All sharks are designed for the world they inhabit, but they all share some common features, such as a big, vertical tailfin, dorsal fin, and pectoral fin. Their fins make them super-efficient for swimming and hunting. Instead of a bony skeleton, like most other fishes, sharks have flexible cartilaginous skeletons that enable them to twist right round, in the blink of an eye, to catch a fish, instead of turning their whole body right around like a bony (teleost) fish does. Their small scales are small, embedded in the skin, and provide streamlining, help sharks to swim quickly and efficiently through the water. Their teeth contain plenty of dentine, are ultra-hard and sharp, and keep on being replaced throughout a shark’s lifetime

 

Freddy and Buca

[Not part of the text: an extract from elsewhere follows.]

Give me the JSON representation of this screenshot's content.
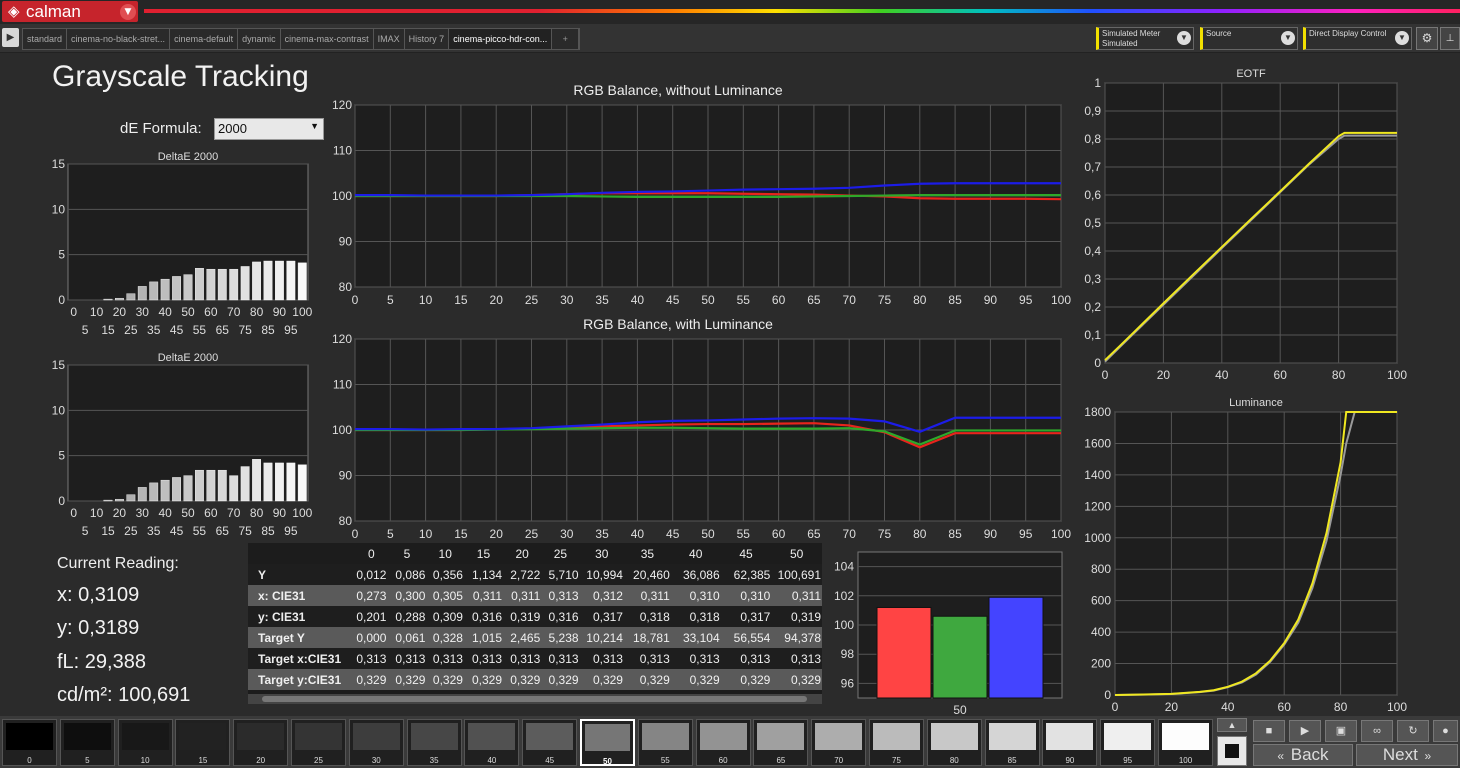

Freddy and Buca are the names of our two nurse sharks and their weekly feeding times are very popular with our visitors. Most sharks must keep swimming with their mouths open in order to keep a steady stream of oxygenated water pumping over their gills, but nurse sharks are different. In addition, nurse sharks are one of the few shark species that can breathe whilst sitting still due to specialized buccal muscles in their mouths which maintain water flow by pumping water in through their mouth and over their gills. Due to this special breathing method, Freddy and Buca are often seen resting on the bottom of their Predator Reef home.  The mouths of nurse sharks are designed for bottom-feeding. They mainly feed by creating a suction, one strong enough to pull a queen conch straight from its shell and using their very small teeth for crushing and grinding crustacean prey.